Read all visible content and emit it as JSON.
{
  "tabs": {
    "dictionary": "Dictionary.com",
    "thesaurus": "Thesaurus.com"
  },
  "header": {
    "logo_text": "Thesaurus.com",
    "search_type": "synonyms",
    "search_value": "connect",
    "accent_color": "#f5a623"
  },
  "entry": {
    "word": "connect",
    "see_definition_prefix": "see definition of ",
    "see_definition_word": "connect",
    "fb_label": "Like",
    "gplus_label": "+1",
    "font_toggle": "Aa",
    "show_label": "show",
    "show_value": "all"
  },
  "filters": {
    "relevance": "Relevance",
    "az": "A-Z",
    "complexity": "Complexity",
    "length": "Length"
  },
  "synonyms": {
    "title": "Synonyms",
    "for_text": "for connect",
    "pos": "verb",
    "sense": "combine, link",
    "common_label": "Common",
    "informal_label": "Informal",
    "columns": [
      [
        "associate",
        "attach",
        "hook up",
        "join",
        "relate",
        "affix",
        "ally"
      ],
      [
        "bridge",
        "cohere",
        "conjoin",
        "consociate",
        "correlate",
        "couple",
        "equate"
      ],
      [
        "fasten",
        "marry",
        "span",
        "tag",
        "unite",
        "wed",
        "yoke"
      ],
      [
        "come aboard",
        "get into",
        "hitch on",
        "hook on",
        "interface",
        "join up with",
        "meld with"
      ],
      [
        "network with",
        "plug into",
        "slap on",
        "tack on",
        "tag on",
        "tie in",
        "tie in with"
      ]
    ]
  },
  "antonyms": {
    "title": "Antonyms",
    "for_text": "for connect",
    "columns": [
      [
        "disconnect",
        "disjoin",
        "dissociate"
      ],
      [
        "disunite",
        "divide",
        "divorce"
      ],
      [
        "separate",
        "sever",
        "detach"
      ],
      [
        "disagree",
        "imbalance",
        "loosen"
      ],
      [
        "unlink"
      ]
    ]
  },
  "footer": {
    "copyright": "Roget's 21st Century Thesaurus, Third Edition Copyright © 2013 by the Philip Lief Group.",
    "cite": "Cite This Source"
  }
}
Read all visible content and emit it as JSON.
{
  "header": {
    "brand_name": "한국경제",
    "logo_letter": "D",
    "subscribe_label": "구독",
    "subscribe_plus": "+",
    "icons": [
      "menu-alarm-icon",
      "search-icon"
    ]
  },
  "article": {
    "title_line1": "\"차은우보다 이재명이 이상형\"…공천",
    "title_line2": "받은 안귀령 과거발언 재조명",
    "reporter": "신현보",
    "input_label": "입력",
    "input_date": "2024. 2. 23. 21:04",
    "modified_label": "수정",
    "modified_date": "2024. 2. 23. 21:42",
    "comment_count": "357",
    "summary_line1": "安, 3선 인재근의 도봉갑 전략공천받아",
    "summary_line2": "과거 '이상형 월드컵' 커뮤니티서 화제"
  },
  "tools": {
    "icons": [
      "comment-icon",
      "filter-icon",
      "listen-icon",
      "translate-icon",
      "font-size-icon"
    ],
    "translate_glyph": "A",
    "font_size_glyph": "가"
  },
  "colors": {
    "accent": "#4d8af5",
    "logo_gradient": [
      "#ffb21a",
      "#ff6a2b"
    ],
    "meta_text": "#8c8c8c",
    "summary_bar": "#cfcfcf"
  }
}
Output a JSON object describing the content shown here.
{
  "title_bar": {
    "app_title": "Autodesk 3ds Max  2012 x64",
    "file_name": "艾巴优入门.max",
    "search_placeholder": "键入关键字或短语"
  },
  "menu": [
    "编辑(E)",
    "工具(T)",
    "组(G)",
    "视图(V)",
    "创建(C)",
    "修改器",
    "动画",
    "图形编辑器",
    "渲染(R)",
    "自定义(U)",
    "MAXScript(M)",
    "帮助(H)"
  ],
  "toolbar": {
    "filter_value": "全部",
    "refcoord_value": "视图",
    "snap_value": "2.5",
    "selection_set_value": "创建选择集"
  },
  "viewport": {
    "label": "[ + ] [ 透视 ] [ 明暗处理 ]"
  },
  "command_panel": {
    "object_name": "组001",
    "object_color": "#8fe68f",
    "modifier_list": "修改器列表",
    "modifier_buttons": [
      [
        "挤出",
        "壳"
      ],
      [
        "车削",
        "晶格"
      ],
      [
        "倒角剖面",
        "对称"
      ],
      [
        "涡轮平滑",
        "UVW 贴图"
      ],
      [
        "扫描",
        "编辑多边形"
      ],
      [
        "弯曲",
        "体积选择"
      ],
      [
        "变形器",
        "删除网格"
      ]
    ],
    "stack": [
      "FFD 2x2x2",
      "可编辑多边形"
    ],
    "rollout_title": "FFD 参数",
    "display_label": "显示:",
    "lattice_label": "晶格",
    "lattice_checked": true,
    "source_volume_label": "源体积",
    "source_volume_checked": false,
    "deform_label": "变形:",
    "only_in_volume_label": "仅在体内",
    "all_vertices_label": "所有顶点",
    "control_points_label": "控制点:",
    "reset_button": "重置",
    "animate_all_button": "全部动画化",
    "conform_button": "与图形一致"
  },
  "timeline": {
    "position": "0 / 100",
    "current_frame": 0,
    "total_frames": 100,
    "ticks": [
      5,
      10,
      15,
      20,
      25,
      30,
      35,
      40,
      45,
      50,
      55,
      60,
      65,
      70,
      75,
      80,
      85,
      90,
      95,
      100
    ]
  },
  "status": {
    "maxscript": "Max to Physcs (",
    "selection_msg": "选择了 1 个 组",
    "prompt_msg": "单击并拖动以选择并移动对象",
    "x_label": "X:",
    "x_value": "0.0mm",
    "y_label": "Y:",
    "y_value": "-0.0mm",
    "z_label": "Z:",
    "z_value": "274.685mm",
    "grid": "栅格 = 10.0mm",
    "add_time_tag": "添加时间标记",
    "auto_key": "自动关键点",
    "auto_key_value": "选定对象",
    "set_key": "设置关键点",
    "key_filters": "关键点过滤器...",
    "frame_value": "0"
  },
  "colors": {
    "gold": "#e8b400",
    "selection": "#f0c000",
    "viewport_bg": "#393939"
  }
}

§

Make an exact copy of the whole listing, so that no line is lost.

Read all visible content and emit it as JSON.
{
  "tabs": {
    "dictionary": "Dictionary.com",
    "thesaurus": "Thesaurus.com"
  },
  "header": {
    "logo_text": "Thesaurus.com",
    "search_type": "synonyms",
    "search_value": "connect",
    "accent_color": "#f5a623"
  },
  "entry": {
    "word": "connect",
    "see_definition_prefix": "see definition of ",
    "see_definition_word": "connect",
    "fb_label": "Like",
    "gplus_label": "+1",
    "font_toggle": "Aa",
    "show_label": "show",
    "show_value": "all"
  },
  "filters": {
    "relevance": "Relevance",
    "az": "A-Z",
    "complexity": "Complexity",
    "length": "Length"
  },
  "synonyms": {
    "title": "Synonyms",
    "for_text": "for connect",
    "pos": "verb",
    "sense": "combine, link",
    "common_label": "Common",
    "informal_label": "Informal",
    "columns": [
      [
        "associate",
        "attach",
        "hook up",
        "join",
        "relate",
        "affix",
        "ally"
      ],
      [
        "bridge",
        "cohere",
        "conjoin",
        "consociate",
        "correlate",
        "couple",
        "equate"
      ],
      [
        "fasten",
        "marry",
        "span",
        "tag",
        "unite",
        "wed",
        "yoke"
      ],
      [
        "come aboard",
        "get into",
        "hitch on",
        "hook on",
        "interface",
        "join up with",
        "meld with"
      ],
      [
        "network with",
        "plug into",
        "slap on",
        "tack on",
        "tag on",
        "tie in",
        "tie in with"
      ]
    ]
  },
  "antonyms": {
    "title": "Antonyms",
    "for_text": "for connect",
    "columns": [
      [
        "disconnect",
        "disjoin",
        "dissociate"
      ],
      [
        "disunite",
        "divide",
        "divorce"
      ],
      [
        "separate",
        "sever",
        "detach"
      ],
      [
        "disagree",
        "imbalance",
        "loosen"
      ],
      [
        "unlink"
      ]
    ]
  },
  "footer": {
    "copyright": "Roget's 21st Century Thesaurus, Third Edition Copyright © 2013 by the Philip Lief Group.",
    "cite": "Cite This Source"
  }
}
Read all visible content and emit it as JSON.
{
  "header": {
    "brand_name": "한국경제",
    "logo_letter": "D",
    "subscribe_label": "구독",
    "subscribe_plus": "+",
    "icons": [
      "menu-alarm-icon",
      "search-icon"
    ]
  },
  "article": {
    "title_line1": "\"차은우보다 이재명이 이상형\"…공천",
    "title_line2": "받은 안귀령 과거발언 재조명",
    "reporter": "신현보",
    "input_label": "입력",
    "input_date": "2024. 2. 23. 21:04",
    "modified_label": "수정",
    "modified_date": "2024. 2. 23. 21:42",
    "comment_count": "357",
    "summary_line1": "安, 3선 인재근의 도봉갑 전략공천받아",
    "summary_line2": "과거 '이상형 월드컵' 커뮤니티서 화제"
  },
  "tools": {
    "icons": [
      "comment-icon",
      "filter-icon",
      "listen-icon",
      "translate-icon",
      "font-size-icon"
    ],
    "translate_glyph": "A",
    "font_size_glyph": "가"
  },
  "colors": {
    "accent": "#4d8af5",
    "logo_gradient": [
      "#ffb21a",
      "#ff6a2b"
    ],
    "meta_text": "#8c8c8c",
    "summary_bar": "#cfcfcf"
  }
}
Output a JSON object describing the content shown here.
{
  "title_bar": {
    "app_title": "Autodesk 3ds Max  2012 x64",
    "file_name": "艾巴优入门.max",
    "search_placeholder": "键入关键字或短语"
  },
  "menu": [
    "编辑(E)",
    "工具(T)",
    "组(G)",
    "视图(V)",
    "创建(C)",
    "修改器",
    "动画",
    "图形编辑器",
    "渲染(R)",
    "自定义(U)",
    "MAXScript(M)",
    "帮助(H)"
  ],
  "toolbar": {
    "filter_value": "全部",
    "refcoord_value": "视图",
    "snap_value": "2.5",
    "selection_set_value": "创建选择集"
  },
  "viewport": {
    "label": "[ + ] [ 透视 ] [ 明暗处理 ]"
  },
  "command_panel": {
    "object_name": "组001",
    "object_color": "#8fe68f",
    "modifier_list": "修改器列表",
    "modifier_buttons": [
      [
        "挤出",
        "壳"
      ],
      [
        "车削",
        "晶格"
      ],
      [
        "倒角剖面",
        "对称"
      ],
      [
        "涡轮平滑",
        "UVW 贴图"
      ],
      [
        "扫描",
        "编辑多边形"
      ],
      [
        "弯曲",
        "体积选择"
      ],
      [
        "变形器",
        "删除网格"
      ]
    ],
    "stack": [
      "FFD 2x2x2",
      "可编辑多边形"
    ],
    "rollout_title": "FFD 参数",
    "display_label": "显示:",
    "lattice_label": "晶格",
    "lattice_checked": true,
    "source_volume_label": "源体积",
    "source_volume_checked": false,
    "deform_label": "变形:",
    "only_in_volume_label": "仅在体内",
    "all_vertices_label": "所有顶点",
    "control_points_label": "控制点:",
    "reset_button": "重置",
    "animate_all_button": "全部动画化",
    "conform_button": "与图形一致"
  },
  "timeline": {
    "position": "0 / 100",
    "current_frame": 0,
    "total_frames": 100,
    "ticks": [
      5,
      10,
      15,
      20,
      25,
      30,
      35,
      40,
      45,
      50,
      55,
      60,
      65,
      70,
      75,
      80,
      85,
      90,
      95,
      100
    ]
  },
  "status": {
    "maxscript": "Max to Physcs (",
    "selection_msg": "选择了 1 个 组",
    "prompt_msg": "单击并拖动以选择并移动对象",
    "x_label": "X:",
    "x_value": "0.0mm",
    "y_label": "Y:",
    "y_value": "-0.0mm",
    "z_label": "Z:",
    "z_value": "274.685mm",
    "grid": "栅格 = 10.0mm",
    "add_time_tag": "添加时间标记",
    "auto_key": "自动关键点",
    "auto_key_value": "选定对象",
    "set_key": "设置关键点",
    "key_filters": "关键点过滤器...",
    "frame_value": "0"
  },
  "colors": {
    "gold": "#e8b400",
    "selection": "#f0c000",
    "viewport_bg": "#393939"
  }
}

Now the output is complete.